Web page and app entries

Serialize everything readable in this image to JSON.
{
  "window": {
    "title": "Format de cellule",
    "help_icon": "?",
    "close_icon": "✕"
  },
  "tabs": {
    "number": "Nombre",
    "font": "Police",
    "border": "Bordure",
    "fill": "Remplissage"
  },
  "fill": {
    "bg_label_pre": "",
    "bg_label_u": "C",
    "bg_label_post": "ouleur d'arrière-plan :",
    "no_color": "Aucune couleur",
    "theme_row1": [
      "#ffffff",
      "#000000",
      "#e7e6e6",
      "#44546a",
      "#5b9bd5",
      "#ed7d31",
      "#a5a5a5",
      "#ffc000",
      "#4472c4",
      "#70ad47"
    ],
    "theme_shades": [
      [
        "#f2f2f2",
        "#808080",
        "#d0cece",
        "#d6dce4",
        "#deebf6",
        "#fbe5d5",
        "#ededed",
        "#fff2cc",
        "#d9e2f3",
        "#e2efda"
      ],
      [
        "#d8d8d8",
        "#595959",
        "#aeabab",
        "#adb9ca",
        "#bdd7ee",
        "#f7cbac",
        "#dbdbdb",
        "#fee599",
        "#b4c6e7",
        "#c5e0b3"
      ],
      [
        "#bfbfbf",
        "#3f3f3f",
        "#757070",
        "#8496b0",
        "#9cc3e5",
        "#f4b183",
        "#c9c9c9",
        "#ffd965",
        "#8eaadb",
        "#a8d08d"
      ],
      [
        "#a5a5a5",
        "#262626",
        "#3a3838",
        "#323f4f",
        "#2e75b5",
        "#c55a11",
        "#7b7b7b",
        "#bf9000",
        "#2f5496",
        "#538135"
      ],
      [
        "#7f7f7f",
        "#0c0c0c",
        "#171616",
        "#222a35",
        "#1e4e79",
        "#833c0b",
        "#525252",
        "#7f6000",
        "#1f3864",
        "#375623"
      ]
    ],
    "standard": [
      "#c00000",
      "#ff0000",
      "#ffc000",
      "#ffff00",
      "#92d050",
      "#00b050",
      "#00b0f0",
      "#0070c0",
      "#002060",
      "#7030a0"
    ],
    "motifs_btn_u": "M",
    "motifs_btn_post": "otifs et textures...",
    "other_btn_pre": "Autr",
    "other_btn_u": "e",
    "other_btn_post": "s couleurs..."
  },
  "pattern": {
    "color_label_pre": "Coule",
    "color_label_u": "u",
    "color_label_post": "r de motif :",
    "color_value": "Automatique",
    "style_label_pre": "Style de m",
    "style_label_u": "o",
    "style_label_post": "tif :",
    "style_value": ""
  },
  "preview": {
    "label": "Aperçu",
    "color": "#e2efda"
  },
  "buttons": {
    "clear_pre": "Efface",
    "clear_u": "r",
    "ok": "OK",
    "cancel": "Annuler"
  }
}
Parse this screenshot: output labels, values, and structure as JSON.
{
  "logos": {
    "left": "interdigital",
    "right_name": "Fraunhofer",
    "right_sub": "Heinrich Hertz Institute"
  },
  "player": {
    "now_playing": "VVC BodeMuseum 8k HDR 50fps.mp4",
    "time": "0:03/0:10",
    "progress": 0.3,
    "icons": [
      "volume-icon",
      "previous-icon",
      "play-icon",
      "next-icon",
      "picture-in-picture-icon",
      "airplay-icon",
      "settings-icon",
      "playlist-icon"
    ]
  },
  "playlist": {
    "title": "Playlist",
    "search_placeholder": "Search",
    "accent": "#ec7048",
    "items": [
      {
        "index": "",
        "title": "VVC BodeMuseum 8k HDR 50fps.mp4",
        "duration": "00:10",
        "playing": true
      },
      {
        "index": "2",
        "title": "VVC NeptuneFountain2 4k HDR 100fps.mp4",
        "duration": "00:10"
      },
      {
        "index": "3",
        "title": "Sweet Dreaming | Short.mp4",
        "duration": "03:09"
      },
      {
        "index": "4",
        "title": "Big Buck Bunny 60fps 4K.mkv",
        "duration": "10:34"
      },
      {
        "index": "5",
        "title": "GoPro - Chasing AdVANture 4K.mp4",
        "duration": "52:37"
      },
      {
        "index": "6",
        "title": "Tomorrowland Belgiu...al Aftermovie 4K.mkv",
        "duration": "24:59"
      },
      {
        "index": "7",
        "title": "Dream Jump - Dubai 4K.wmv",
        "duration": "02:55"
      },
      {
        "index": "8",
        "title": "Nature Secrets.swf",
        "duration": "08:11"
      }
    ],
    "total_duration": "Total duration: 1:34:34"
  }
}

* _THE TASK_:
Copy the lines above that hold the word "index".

* _TASK RESULT_:
        "index": "",
        "index": "2",
        "index": "3",
        "index": "4",
        "index": "5",
        "index": "6",
        "index": "7",
        "index": "8",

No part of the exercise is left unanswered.